> _What is required_
In the entries below, find each line with the word "تحسين" and pull it out.

[Records from a data collection]
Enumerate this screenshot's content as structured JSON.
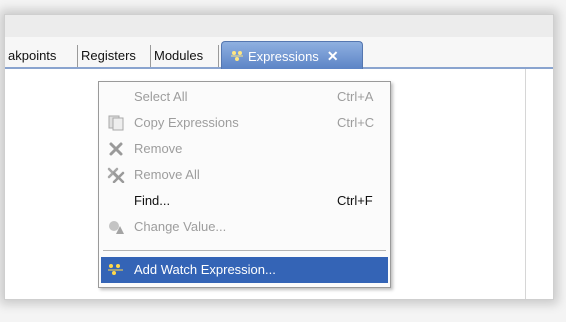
{
  "tabs": {
    "items": [
      "akpoints",
      "Registers",
      "Modules"
    ],
    "active": "Expressions",
    "close_glyph": "✕"
  },
  "menu": {
    "items": [
      {
        "label": "Select All",
        "shortcut": "Ctrl+A",
        "icon": "none",
        "state": "disabled"
      },
      {
        "label": "Copy Expressions",
        "shortcut": "Ctrl+C",
        "icon": "copy-icon",
        "state": "disabled"
      },
      {
        "label": "Remove",
        "shortcut": "",
        "icon": "remove-icon",
        "state": "disabled"
      },
      {
        "label": "Remove All",
        "shortcut": "",
        "icon": "remove-all-icon",
        "state": "disabled"
      },
      {
        "label": "Find...",
        "shortcut": "Ctrl+F",
        "icon": "none",
        "state": "enabled"
      },
      {
        "label": "Change Value...",
        "shortcut": "",
        "icon": "change-value-icon",
        "state": "disabled"
      },
      {
        "label": "Add Watch Expression...",
        "shortcut": "",
        "icon": "watch-expression-icon",
        "state": "selected"
      }
    ]
  },
  "colors": {
    "tab_active": "#5c84c6",
    "menu_selection": "#3464b6",
    "disabled_text": "#9d9d9d"
  }
}
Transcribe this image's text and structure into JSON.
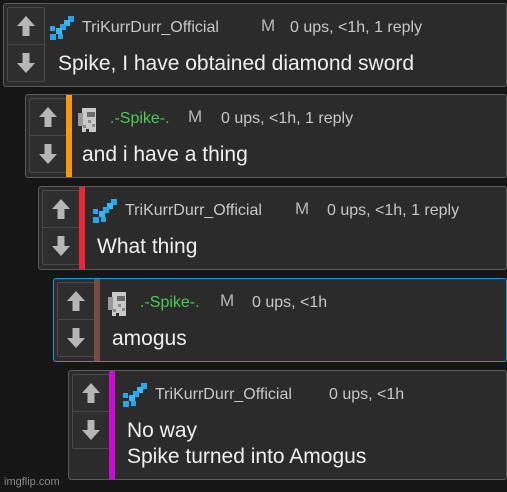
{
  "comments": [
    {
      "username": "TriKurrDurr_Official",
      "badge": "M",
      "stats": "0 ups, <1h, 1 reply",
      "text": "Spike, I have obtained diamond sword",
      "avatar_icon": "diamond-sword-icon",
      "stripe_color": "",
      "username_color": "#c8c8c8"
    },
    {
      "username": ".-Spike-.",
      "badge": "M",
      "stats": "0 ups, <1h, 1 reply",
      "text": "and i have a thing",
      "avatar_icon": "amogus-avatar-icon",
      "stripe_color": "#f39a13",
      "username_color": "#52c856"
    },
    {
      "username": "TriKurrDurr_Official",
      "badge": "M",
      "stats": "0 ups, <1h, 1 reply",
      "text": "What thing",
      "avatar_icon": "diamond-sword-icon",
      "stripe_color": "#e8293c",
      "username_color": "#c8c8c8"
    },
    {
      "username": ".-Spike-.",
      "badge": "M",
      "stats": "0 ups, <1h",
      "text": "amogus",
      "avatar_icon": "amogus-avatar-icon",
      "stripe_color": "#7a4a44",
      "username_color": "#52c856"
    },
    {
      "username": "TriKurrDurr_Official",
      "badge": "",
      "stats": "0 ups, <1h",
      "text": "No way\nSpike turned into Amogus",
      "avatar_icon": "diamond-sword-icon",
      "stripe_color": "#c70ed2",
      "username_color": "#c8c8c8"
    }
  ],
  "watermark": "imgflip.com",
  "colors": {
    "background": "#161616",
    "panel": "#2b2b2b",
    "border": "#5a5a5a",
    "highlight_border": "#1b9ad6"
  }
}
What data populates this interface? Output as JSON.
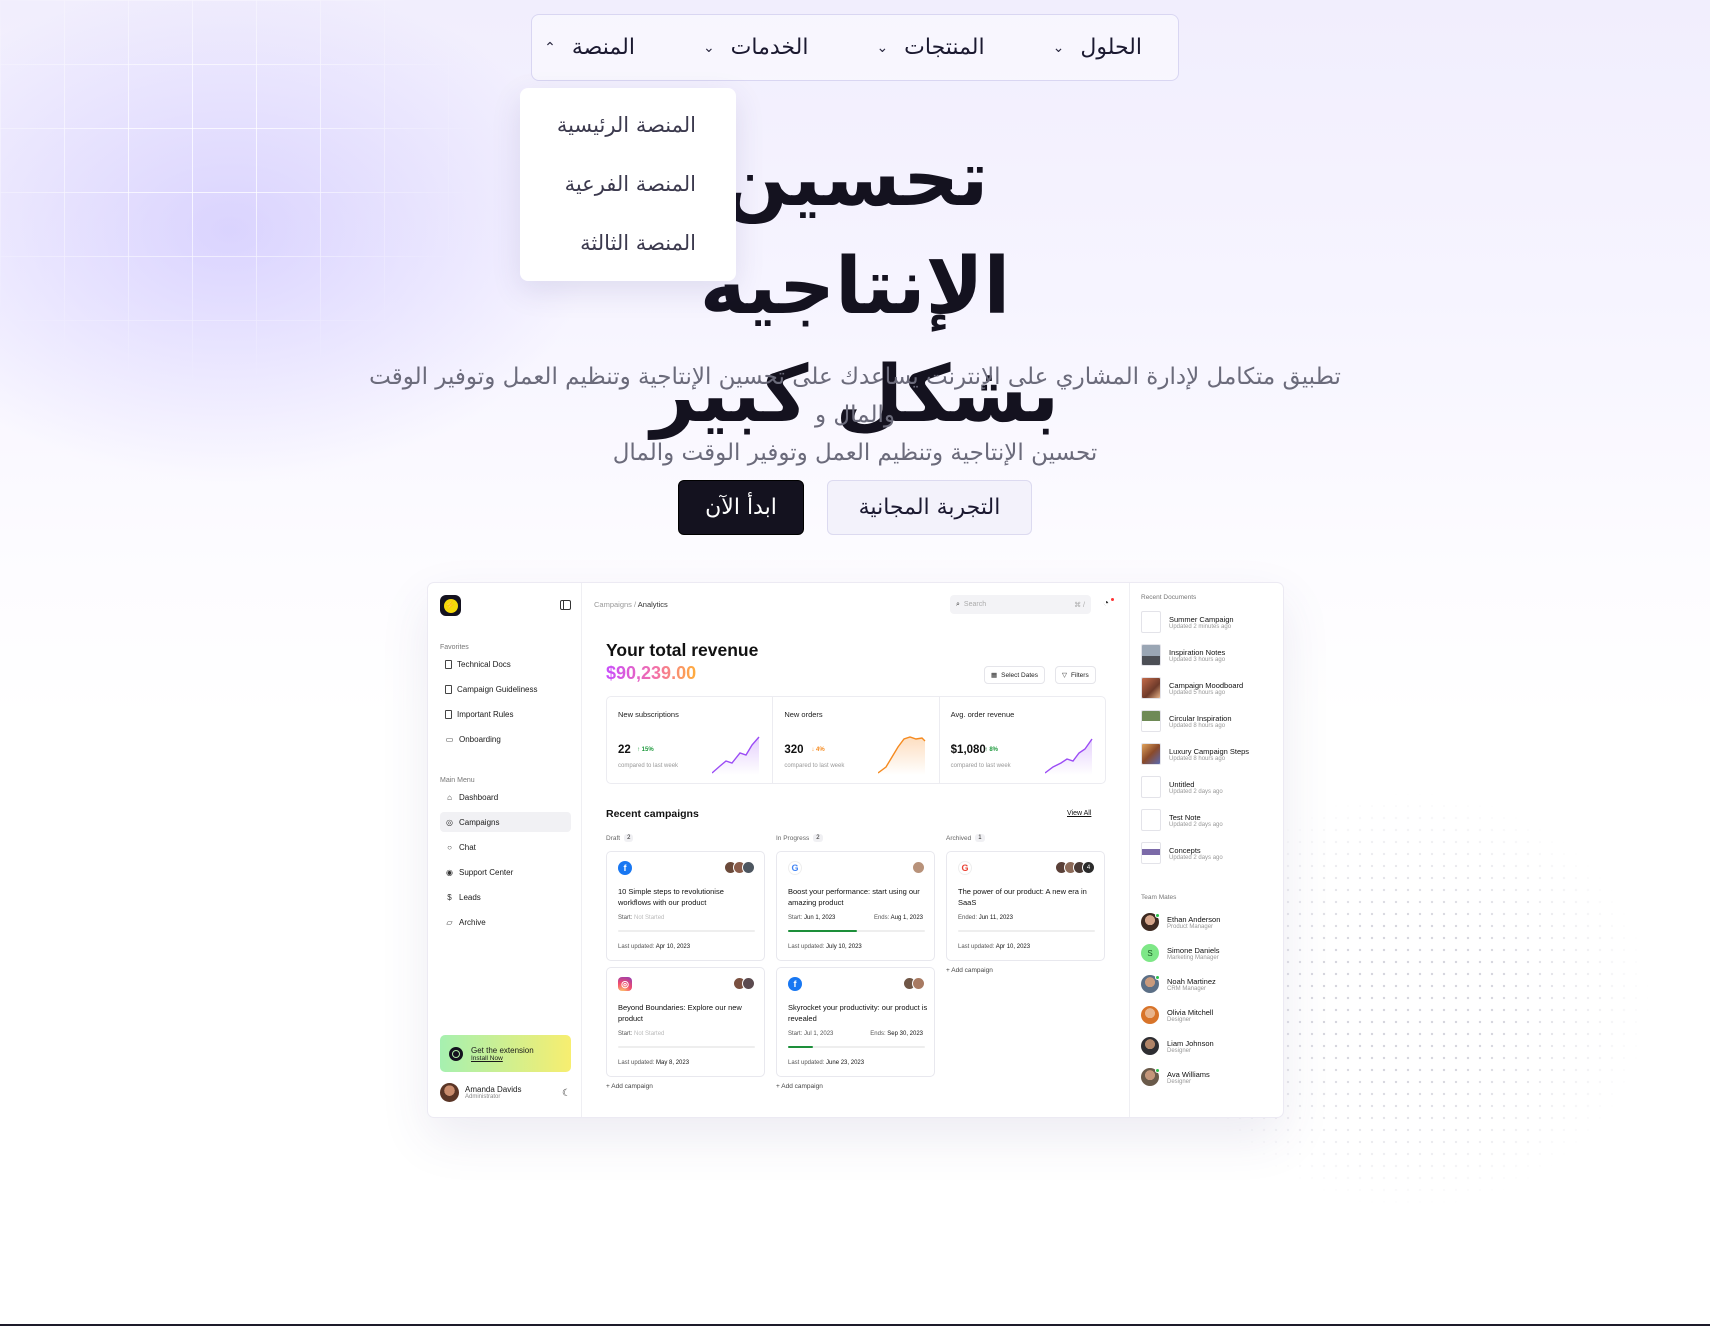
{
  "nav": {
    "items": [
      "الحلول",
      "المنتجات",
      "الخدمات",
      "المنصة"
    ],
    "active": "المنصة",
    "dropdown": [
      "المنصة الرئيسية",
      "المنصة الفرعية",
      "المنصة الثالثة"
    ]
  },
  "hero": {
    "title_line1": "تحسين الإنتاجية",
    "title_line2": "بشكل كبير",
    "subtitle_line1": "تطبيق متكامل لإدارة المشاري على الإنترنت يساعدك على تحسين الإنتاجية وتنظيم العمل وتوفير الوقت والمال و",
    "subtitle_line2": "تحسين الإنتاجية وتنظيم العمل وتوفير الوقت والمال",
    "primary_cta": "ابدأ الآن",
    "secondary_cta": "التجربة المجانية"
  },
  "app": {
    "favorites_label": "Favorites",
    "favorites": [
      "Technical Docs",
      "Campaign Guideliness",
      "Important Rules",
      "Onboarding"
    ],
    "main_menu_label": "Main Menu",
    "main_menu": [
      "Dashboard",
      "Campaigns",
      "Chat",
      "Support Center",
      "Leads",
      "Archive"
    ],
    "active_menu": "Campaigns",
    "extension": {
      "title": "Get the extension",
      "link": "Install Now"
    },
    "user": {
      "name": "Amanda Davids",
      "role": "Administrator"
    },
    "breadcrumb": {
      "parent": "Campaigns",
      "current": "Analytics"
    },
    "search": {
      "placeholder": "Search",
      "shortcut": "⌘ /"
    },
    "revenue": {
      "title": "Your total revenue",
      "value": "$90,239.00"
    },
    "buttons": {
      "dates": "Select Dates",
      "filters": "Filters"
    },
    "stats": [
      {
        "label": "New subscriptions",
        "value": "22",
        "change": "15%",
        "direction": "up",
        "note": "compared to last week",
        "color": "#9b4cf5"
      },
      {
        "label": "New orders",
        "value": "320",
        "change": "4%",
        "direction": "down",
        "note": "compared to last week",
        "color": "#f58a1f"
      },
      {
        "label": "Avg. order revenue",
        "value": "$1,080",
        "change": "8%",
        "direction": "up",
        "note": "compared to last week",
        "color": "#9b4cf5"
      }
    ],
    "recent": {
      "title": "Recent campaigns",
      "view_all": "View All",
      "add": "Add campaign",
      "columns": [
        {
          "name": "Draft",
          "count": "2"
        },
        {
          "name": "In Progress",
          "count": "2"
        },
        {
          "name": "Archived",
          "count": "1"
        }
      ],
      "cards": [
        {
          "title": "10 Simple steps to revolutionise workflows with our product",
          "start_label": "Start:",
          "start": "Not Started",
          "end_label": "",
          "end": "",
          "progress": 0,
          "updated_label": "Last updated:",
          "updated": "Apr 10, 2023",
          "network": "facebook"
        },
        {
          "title": "Beyond Boundaries: Explore our new product",
          "start_label": "Start:",
          "start": "Not Started",
          "end_label": "",
          "end": "",
          "progress": 0,
          "updated_label": "Last updated:",
          "updated": "May 8, 2023",
          "network": "instagram"
        },
        {
          "title": "Boost your performance: start using our amazing product",
          "start_label": "Start:",
          "start": "Jun 1, 2023",
          "end_label": "Ends:",
          "end": "Aug 1, 2023",
          "progress": 0.5,
          "updated_label": "Last updated:",
          "updated": "July 10, 2023",
          "network": "google"
        },
        {
          "title": "Skyrocket your productivity: our product is revealed",
          "start_label": "Start:",
          "start": "Jul 1, 2023",
          "end_label": "Ends:",
          "end": "Sep 30, 2023",
          "progress": 0.18,
          "updated_label": "Last updated:",
          "updated": "June 23, 2023",
          "network": "facebook"
        },
        {
          "title": "The power of our product: A new era in SaaS",
          "start_label": "Ended:",
          "start": "Jun 11, 2023",
          "end_label": "",
          "end": "",
          "progress": 0,
          "updated_label": "Last updated:",
          "updated": "Apr 10, 2023",
          "network": "google",
          "extra_avatars": "4"
        }
      ]
    },
    "recent_docs_label": "Recent Documents",
    "docs": [
      {
        "name": "Summer Campaign",
        "time": "Updated 2 minutes ago"
      },
      {
        "name": "Inspiration Notes",
        "time": "Updated 3 hours ago"
      },
      {
        "name": "Campaign Moodboard",
        "time": "Updated 5 hours ago"
      },
      {
        "name": "Circular Inspiration",
        "time": "Updated 8 hours ago"
      },
      {
        "name": "Luxury Campaign Steps",
        "time": "Updated 8 hours ago"
      },
      {
        "name": "Untitled",
        "time": "Updated 2 days ago"
      },
      {
        "name": "Test Note",
        "time": "Updated 2 days ago"
      },
      {
        "name": "Concepts",
        "time": "Updated 2 days ago"
      }
    ],
    "team_label": "Team Mates",
    "team": [
      {
        "name": "Ethan Anderson",
        "role": "Product Manager",
        "initial": ""
      },
      {
        "name": "Simone Daniels",
        "role": "Marketing Manager",
        "initial": "S"
      },
      {
        "name": "Noah Martinez",
        "role": "CRM Manager",
        "initial": ""
      },
      {
        "name": "Olivia Mitchell",
        "role": "Designer",
        "initial": ""
      },
      {
        "name": "Liam Johnson",
        "role": "Designer",
        "initial": ""
      },
      {
        "name": "Ava Williams",
        "role": "Designer",
        "initial": ""
      }
    ]
  }
}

> _Solution to the problem_
    "title_line1": "تحسين الإنتاجية",
    "subtitle_line1": "تطبيق متكامل لإدارة المشاري على الإنترنت يساعدك على تحسين الإنتاجية وتنظيم العمل وتوفير الوقت والمال و",
    "subtitle_line2": "تحسين الإنتاجية وتنظيم العمل وتوفير الوقت والمال",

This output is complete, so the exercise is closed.